The following week the live show returned, but under the title Noel’s Greatest Gotchas. As an actual episode of the main 22 week run of the series (as was also the case for the later Comic Relief Gotcha compilation in March 1999), it doesn’t quite fit the bill for this article, but is worth mentioning here because the content appears to have been pulled in the most part from the earlier Hall of Fame compilations, complete with the same multicoloured “Gotcha” graphics. It did however feature new segments devoted to Gotchas on Noel and the “sussed it club”.

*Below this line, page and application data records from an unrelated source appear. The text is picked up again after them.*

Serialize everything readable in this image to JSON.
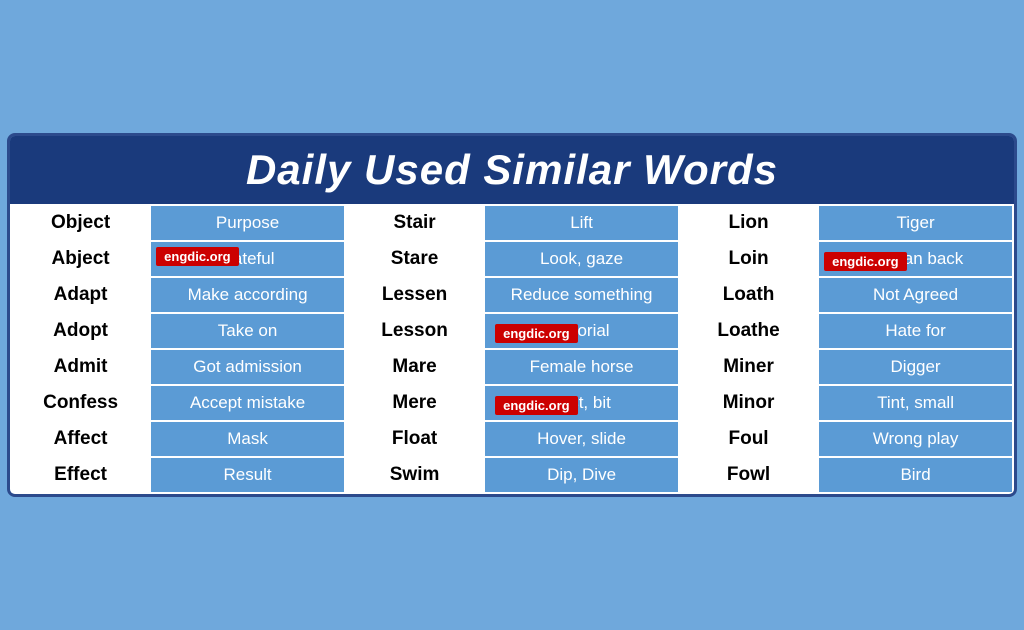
{
  "header": {
    "title": "Daily Used Similar Words"
  },
  "badges": [
    {
      "id": "badge1",
      "text": "engdic.org"
    },
    {
      "id": "badge2",
      "text": "engdic.org"
    },
    {
      "id": "badge3",
      "text": "engdic.org"
    },
    {
      "id": "badge4",
      "text": "engdic.org"
    }
  ],
  "rows": [
    [
      "Object",
      "Purpose",
      "Stair",
      "Lift",
      "Lion",
      "Tiger"
    ],
    [
      "Abject",
      "Hateful",
      "Stare",
      "Look, gaze",
      "Loin",
      "Human back"
    ],
    [
      "Adapt",
      "Make according",
      "Lessen",
      "Reduce something",
      "Loath",
      "Not Agreed"
    ],
    [
      "Adopt",
      "Take on",
      "Lesson",
      "Tutorial",
      "Loathe",
      "Hate for"
    ],
    [
      "Admit",
      "Got admission",
      "Mare",
      "Female horse",
      "Miner",
      "Digger"
    ],
    [
      "Confess",
      "Accept mistake",
      "Mere",
      "Just, bit",
      "Minor",
      "Tint, small"
    ],
    [
      "Affect",
      "Mask",
      "Float",
      "Hover, slide",
      "Foul",
      "Wrong play"
    ],
    [
      "Effect",
      "Result",
      "Swim",
      "Dip, Dive",
      "Fowl",
      "Bird"
    ]
  ]
}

There was no “best of” compilation following series 7. Whether commissioned and abandoned following the events of the run is unknown, though it would have been a tough job putting it together given the variable quality and the huge changes in the content and style of the show over the run. There were also no further explorations of the archives, perhaps given the show was to be given a complete relaunch in October.
The Best of Noel’s House Party (26/03/00)
Two half hour compilations of House Party series 8 did however get made – presumably commissioned at the start of the run in a show of confidence in the new format. There could however be no clearer display of how low the show’s stock had fallen than their eventual transmission over two consecutive Sunday mornings on BBC One in March 2000, a year after the show ended, in the hallowed slot between The Heaven and Earth Show and Countryfile. The timing would indicate that they had been left on the shelf and were only transmitted then either due to their rights period expiring or the imminent end of Noel’s BBC contract.
One was a retrospective on NTV’s “Gullible Travellers” and the other was a series 8 highlights package. The ending was a more polished edit of the closing montage from the final show, incorporating more archive clips and Noel’s farewell speech, and even brief snapshots of Gotchas from the Saturday Roadshow – possibly inadvertently taken from some of the earlier Gotcha compilations. Sandwiched between religion and rural affairs means it was unlikely most viewers even knew these compilations existed – which was probably the intention.